Thankfully, things are slightly different in the most popular segment, as the average price for an electric SUV has dropped significantly in both Europe and the US. More specifically, in a matter of six years, prices nearly halved from €109,506 ($109,056) to €57,461 ($57,225) in Europe, and from €99,874 ($99,464) to €54,026 ($53,804) in the US. Despite the progress though, the numbers remain higher than the average price of an ICE-powered SUV which currently is €44,373 ($44,191) in Europe and €43,514 ($43,335) in the US. In China, the average electric SUV not only costs considerably less at €35,512 ($35,366), but it’s also 5% cheaper than gasoline SUVs in the same market.
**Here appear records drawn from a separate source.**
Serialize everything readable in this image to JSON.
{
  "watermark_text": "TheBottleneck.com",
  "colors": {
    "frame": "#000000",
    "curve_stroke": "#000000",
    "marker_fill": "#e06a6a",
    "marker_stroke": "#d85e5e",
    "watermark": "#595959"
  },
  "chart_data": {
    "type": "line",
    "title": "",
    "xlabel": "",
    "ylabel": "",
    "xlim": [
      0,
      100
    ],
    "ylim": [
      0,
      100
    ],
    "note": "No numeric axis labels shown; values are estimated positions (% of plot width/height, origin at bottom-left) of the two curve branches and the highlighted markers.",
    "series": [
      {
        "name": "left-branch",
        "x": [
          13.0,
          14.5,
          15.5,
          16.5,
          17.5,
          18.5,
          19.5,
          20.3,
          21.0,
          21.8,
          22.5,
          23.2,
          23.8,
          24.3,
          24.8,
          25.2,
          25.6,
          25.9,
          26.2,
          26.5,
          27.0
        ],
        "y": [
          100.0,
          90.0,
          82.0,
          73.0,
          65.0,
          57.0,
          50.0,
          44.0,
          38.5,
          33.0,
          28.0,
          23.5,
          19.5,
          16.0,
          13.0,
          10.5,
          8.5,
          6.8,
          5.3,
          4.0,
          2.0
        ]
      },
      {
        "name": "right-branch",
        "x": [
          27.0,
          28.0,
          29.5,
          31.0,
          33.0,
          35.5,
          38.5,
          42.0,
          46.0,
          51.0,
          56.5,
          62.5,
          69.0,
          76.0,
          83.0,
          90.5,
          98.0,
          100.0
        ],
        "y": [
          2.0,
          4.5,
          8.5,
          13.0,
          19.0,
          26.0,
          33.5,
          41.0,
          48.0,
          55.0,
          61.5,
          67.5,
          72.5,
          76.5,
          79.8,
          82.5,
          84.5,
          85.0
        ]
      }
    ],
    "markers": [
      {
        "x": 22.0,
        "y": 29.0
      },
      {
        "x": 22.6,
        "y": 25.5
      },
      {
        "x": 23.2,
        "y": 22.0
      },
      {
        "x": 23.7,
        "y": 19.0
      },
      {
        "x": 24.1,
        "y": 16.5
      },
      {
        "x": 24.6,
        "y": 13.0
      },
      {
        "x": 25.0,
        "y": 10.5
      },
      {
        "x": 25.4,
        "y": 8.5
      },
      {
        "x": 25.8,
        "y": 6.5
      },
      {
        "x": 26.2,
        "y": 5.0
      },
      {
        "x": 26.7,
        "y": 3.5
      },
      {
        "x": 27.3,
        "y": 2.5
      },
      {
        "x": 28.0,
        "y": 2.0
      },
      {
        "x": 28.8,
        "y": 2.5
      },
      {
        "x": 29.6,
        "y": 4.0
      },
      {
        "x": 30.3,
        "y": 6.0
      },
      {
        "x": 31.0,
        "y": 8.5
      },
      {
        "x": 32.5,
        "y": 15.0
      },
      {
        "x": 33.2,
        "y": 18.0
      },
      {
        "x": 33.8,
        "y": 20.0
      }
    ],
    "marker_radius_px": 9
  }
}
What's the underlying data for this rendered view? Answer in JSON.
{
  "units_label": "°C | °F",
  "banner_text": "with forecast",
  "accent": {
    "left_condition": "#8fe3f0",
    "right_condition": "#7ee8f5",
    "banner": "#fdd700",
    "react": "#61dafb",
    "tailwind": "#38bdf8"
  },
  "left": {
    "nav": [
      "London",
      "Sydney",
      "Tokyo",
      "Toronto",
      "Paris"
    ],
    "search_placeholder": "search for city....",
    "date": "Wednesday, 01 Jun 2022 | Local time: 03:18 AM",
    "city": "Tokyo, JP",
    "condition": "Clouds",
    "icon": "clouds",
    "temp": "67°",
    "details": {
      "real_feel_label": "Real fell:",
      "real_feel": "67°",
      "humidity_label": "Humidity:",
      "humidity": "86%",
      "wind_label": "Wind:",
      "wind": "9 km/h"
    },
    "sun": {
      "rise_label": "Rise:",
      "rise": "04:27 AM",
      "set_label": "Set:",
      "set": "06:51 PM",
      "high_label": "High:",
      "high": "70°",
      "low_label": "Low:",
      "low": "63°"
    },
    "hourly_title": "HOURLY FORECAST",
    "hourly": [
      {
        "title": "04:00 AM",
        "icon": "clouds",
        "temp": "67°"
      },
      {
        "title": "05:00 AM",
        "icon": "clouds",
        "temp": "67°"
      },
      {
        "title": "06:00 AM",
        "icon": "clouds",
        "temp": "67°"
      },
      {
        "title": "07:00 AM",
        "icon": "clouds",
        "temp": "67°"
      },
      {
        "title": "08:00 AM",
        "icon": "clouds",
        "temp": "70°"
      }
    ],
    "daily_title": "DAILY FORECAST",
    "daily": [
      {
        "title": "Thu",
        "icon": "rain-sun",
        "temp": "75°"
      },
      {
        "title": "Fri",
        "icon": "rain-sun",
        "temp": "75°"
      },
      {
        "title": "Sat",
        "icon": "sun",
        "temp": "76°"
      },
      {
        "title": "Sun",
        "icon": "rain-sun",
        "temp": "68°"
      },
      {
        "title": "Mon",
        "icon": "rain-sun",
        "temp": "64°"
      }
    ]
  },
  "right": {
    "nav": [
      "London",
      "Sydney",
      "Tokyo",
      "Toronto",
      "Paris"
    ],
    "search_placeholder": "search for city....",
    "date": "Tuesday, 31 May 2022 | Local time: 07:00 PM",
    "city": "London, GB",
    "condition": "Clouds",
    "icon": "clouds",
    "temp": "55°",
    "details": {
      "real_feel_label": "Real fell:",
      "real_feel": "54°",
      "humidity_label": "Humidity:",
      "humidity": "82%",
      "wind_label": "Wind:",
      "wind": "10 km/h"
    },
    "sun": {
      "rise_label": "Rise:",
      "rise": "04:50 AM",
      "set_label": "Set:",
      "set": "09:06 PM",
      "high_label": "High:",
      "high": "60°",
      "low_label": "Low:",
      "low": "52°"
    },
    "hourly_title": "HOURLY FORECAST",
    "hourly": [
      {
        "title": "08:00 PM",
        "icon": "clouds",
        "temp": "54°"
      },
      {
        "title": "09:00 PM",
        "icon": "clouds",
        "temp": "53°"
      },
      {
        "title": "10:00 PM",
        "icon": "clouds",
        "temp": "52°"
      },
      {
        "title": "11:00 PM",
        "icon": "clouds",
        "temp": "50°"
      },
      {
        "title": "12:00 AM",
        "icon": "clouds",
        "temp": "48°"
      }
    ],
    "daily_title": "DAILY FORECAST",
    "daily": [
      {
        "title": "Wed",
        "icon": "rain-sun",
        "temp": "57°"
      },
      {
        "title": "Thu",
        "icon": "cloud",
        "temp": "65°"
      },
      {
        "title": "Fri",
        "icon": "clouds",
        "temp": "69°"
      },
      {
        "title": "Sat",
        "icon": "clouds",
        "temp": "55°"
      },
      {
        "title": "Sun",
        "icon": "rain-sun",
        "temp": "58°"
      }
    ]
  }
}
EV Incentives Make A Difference
China is well ahead in terms of electric car affordability thanks to the incentive program which helped it become the world’s largest market for EVs. While the Chinese government plans on scaling down its policies reducing the industry’s reliance on incentives, this will happen gradually so it won’t affect the market stability.
Things are quite different in the US, where only 21 out of the 72 currently available EVs are eligible for the incentives. This is because government policy requires the vehicles to be assembled in North America in order to grant a tax credit of up to $7,500, while in the near future we expect more similar restrictions related to battery components. The EV incentives currently apply to a price point of up to $55k for sedans and up to $80k for trucks/SUVs, while there are also some income-based restrictions for EV buyers.
In Europe, each country has its own policy for EV incentives, with some of them going a long way during the past year. The goal is to boost EV sales in the Old Continent in order to meet the ambitious target of only zero-emission new vehicles by 2035. Still, if governments want people to still be able to afford a new electric car in the next decade, incentives should be targeted to the smallest and most popular segments for lower-income buyers.
*Prices have been converted from euro to USD in the current rate which was 1.004 at the time of writing in November 2022 and used to be 1.12 in September 2015.